That’s not how it’s done anymore, is it?
Remember when things all happened at their predetermined times and accordingly to some semblance of order? Saturday morning cartoons come immediately to mind. The lead up and waking up to of Saturday morning cartoons for a young boy was something akin to an oasis in the middle of a desert for a thirsty traveler. You knew something was out there on the horizon, could see it “shimmering” in the distance, and when you finally reached your destination, it was pure ecstasy.
These days? We wait for nothing. Why? Because we don’t have to.
Personally, I blame Doc Brown and Marty McFly for this. They started the craze of getting what you want when you want it no matter what the consequences. Who cares about the potential evil reign of Biff Tannen or the integrity of the Space Time Continuum when true love is in jeopardy? It comes back to the age-old lesson of, “just because you have a time machine, doesn’t mean you have to use a time machine.” The worst part is that as these two 80s superstars get to play around with history, I’m still waiting for my hover-board.
This all comes to mind as I have the ridiculous joy of watching the NHL Playoffs with my 4-year-old son. He is into it, he has thankfully adopted my favorite team (NJ Devils) and we even drew up a playoff bracket to track the progress of all remaining teams. But, as Doc and Marty so casually ignored in their adventures, there is a downside to all of this.
The remote control. Or more specifically, control.
As a parent, you will quickly realize that even your best intentions can have the complete opposite outcome of what you planned. Teaching him how to use the remote seems harmless, right? Wrong. Potentially one of the worst ideas I’ve had in a long time. The problem lies with DVR and my boy’s perception of “live” TV.
He just doesn’t get it. He’d rather rewind just so he has something to fast forward. He wants control. He is missing the magic of the moment in lieu of the television being under his command. He cares less for what and why and more for when and how. The hard part for me is finding fault with something that I probably would have done myself when I was his age. Patience is not my strong suit and I can honestly see myself doing the very same thing as a kid.
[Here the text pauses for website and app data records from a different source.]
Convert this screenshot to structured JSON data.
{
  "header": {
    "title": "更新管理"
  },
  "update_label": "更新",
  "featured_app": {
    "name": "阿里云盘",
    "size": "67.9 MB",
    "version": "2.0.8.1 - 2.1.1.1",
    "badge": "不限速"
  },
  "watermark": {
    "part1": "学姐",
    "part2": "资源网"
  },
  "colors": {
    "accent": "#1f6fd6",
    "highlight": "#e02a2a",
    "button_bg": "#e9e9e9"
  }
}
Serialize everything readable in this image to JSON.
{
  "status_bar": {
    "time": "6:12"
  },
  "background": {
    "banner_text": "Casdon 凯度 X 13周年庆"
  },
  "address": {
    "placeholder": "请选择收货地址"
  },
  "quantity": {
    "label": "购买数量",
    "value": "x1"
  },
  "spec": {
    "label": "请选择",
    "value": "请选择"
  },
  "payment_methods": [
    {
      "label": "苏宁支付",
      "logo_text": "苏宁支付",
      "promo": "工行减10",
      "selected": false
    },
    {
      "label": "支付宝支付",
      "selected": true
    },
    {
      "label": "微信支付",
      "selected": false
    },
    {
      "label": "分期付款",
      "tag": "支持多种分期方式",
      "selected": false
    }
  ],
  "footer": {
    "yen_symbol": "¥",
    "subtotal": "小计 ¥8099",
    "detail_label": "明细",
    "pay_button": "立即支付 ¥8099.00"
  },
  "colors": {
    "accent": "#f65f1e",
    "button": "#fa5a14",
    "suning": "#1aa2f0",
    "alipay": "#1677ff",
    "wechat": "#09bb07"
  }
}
But, the thing I’m trying to wrap my head around is if this is a bad thing or if it’s just… different. Not so much good, not so much bad, but simply different.
This is life these days. Whatever you want you got. The magic of waiting for Saturday morning cartoons is replaced by instant access to any program you want via YouTube, Google, or your favorite app. Remember when you had a question and had to remember said question until a time when you could ask a particular someone who might know the answer?
Now? Google it and the answer is yours.
But again, I can’t say that any of this is a bad thing. What we have here is unprecedented technology granting us access to everything and anything not requiring Level 4 Government clearance. Who knows what this will lead to? The next Albert Einstein or Thomas Edison might have that much more of an impact on the world because of this on demand availability of information. What if the next great software platform is something that takes a healthy stab at global hunger because of such unlimited, unimpeded access to information?
In short, the good thing about all of this is that if you can think it and imagine it, you can pretty much create it.
So, I’m going to officially declare my support for this new dynamic. My boy can have the remote and trick himself into believing he has control over the TV all he wants. Marty and Doc can rush through time wreaking havoc, messing with people’s lives all in the name of love and today’s geniuses can have access to whatever they want, whenever they want it.
Me? I’ll wait.
This article originally appeared on Chelmsford Patch on 4/28/12.